== Goal of the exercise ==
Report how many lines of the data below contain "eggs". Give nothing besides the number.

--- START ---

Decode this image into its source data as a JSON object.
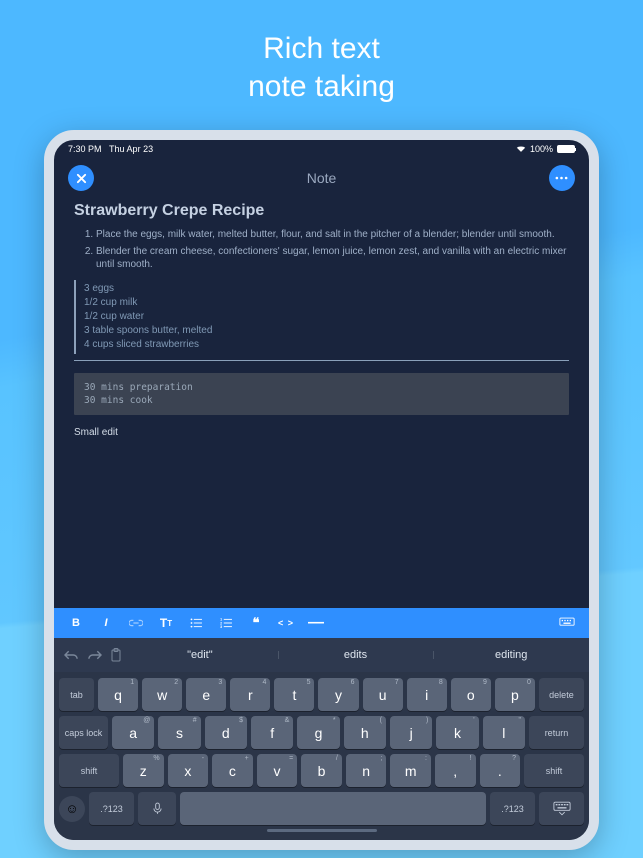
{
  "hero": {
    "line1": "Rich text",
    "line2": "note taking"
  },
  "statusbar": {
    "time": "7:30 PM",
    "date": "Thu Apr 23",
    "battery": "100%"
  },
  "navbar": {
    "title": "Note"
  },
  "note": {
    "title": "Strawberry Crepe Recipe",
    "steps": [
      "Place the eggs, milk water, melted butter, flour, and salt in the pitcher of a blender; blender until smooth.",
      "Blender the cream cheese, confectioners' sugar, lemon juice, lemon zest, and vanilla with an electric mixer until smooth."
    ],
    "ingredients": [
      "3 eggs",
      "1/2 cup milk",
      "1/2 cup water",
      "3 table spoons butter, melted",
      "4 cups sliced strawberries"
    ],
    "code": "30 mins preparation\n30 mins cook",
    "small": "Small edit"
  },
  "toolbar": {
    "bold": "B",
    "italic": "I",
    "link": "link",
    "textsize": "Tt",
    "ul": "ul",
    "ol": "ol",
    "quote": "❝",
    "code": "< >",
    "hr": "—",
    "kbd": "kbd"
  },
  "predictive": {
    "s1": "\"edit\"",
    "s2": "edits",
    "s3": "editing"
  },
  "keyboard": {
    "row1": [
      {
        "main": "q",
        "sub": "1"
      },
      {
        "main": "w",
        "sub": "2"
      },
      {
        "main": "e",
        "sub": "3"
      },
      {
        "main": "r",
        "sub": "4"
      },
      {
        "main": "t",
        "sub": "5"
      },
      {
        "main": "y",
        "sub": "6"
      },
      {
        "main": "u",
        "sub": "7"
      },
      {
        "main": "i",
        "sub": "8"
      },
      {
        "main": "o",
        "sub": "9"
      },
      {
        "main": "p",
        "sub": "0"
      }
    ],
    "row2": [
      {
        "main": "a",
        "sub": "@"
      },
      {
        "main": "s",
        "sub": "#"
      },
      {
        "main": "d",
        "sub": "$"
      },
      {
        "main": "f",
        "sub": "&"
      },
      {
        "main": "g",
        "sub": "*"
      },
      {
        "main": "h",
        "sub": "("
      },
      {
        "main": "j",
        "sub": ")"
      },
      {
        "main": "k",
        "sub": "'"
      },
      {
        "main": "l",
        "sub": "\""
      }
    ],
    "row3": [
      {
        "main": "z",
        "sub": "%"
      },
      {
        "main": "x",
        "sub": "-"
      },
      {
        "main": "c",
        "sub": "+"
      },
      {
        "main": "v",
        "sub": "="
      },
      {
        "main": "b",
        "sub": "/"
      },
      {
        "main": "n",
        "sub": ";"
      },
      {
        "main": "m",
        "sub": ":"
      },
      {
        "main": ",",
        "sub": "!"
      },
      {
        "main": ".",
        "sub": "?"
      }
    ],
    "tab": "tab",
    "delete": "delete",
    "caps": "caps lock",
    "return": "return",
    "shift": "shift",
    "sym": ".?123"
  }
}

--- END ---

== Reply ==
2